> THE TASK: The records below must be output exactly, with no images carried over.

(Items from an interface collection)
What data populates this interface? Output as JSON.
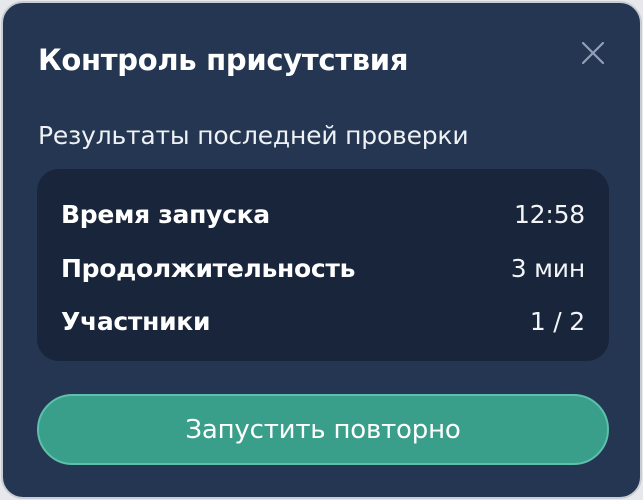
{
  "dialog": {
    "title": "Контроль присутствия",
    "close_icon": "close-icon",
    "subtitle": "Результаты последней проверки",
    "results": [
      {
        "label": "Время запуска",
        "value": "12:58"
      },
      {
        "label": "Продолжительность",
        "value": "3 мин"
      },
      {
        "label": "Участники",
        "value": "1 / 2"
      }
    ],
    "restart_label": "Запустить повторно"
  },
  "colors": {
    "background": "#243651",
    "card": "#18253a",
    "accent": "#3a9f8a",
    "text": "#ffffff",
    "close_icon": "#8fa0b8"
  }
}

> ANSWER TO THE EXERCISE:
What data populates this interface? Output as JSON.
{
  "dialog": {
    "title": "Контроль присутствия",
    "close_icon": "close-icon",
    "subtitle": "Результаты последней проверки",
    "results": [
      {
        "label": "Время запуска",
        "value": "12:58"
      },
      {
        "label": "Продолжительность",
        "value": "3 мин"
      },
      {
        "label": "Участники",
        "value": "1 / 2"
      }
    ],
    "restart_label": "Запустить повторно"
  },
  "colors": {
    "background": "#243651",
    "card": "#18253a",
    "accent": "#3a9f8a",
    "text": "#ffffff",
    "close_icon": "#8fa0b8"
  }
}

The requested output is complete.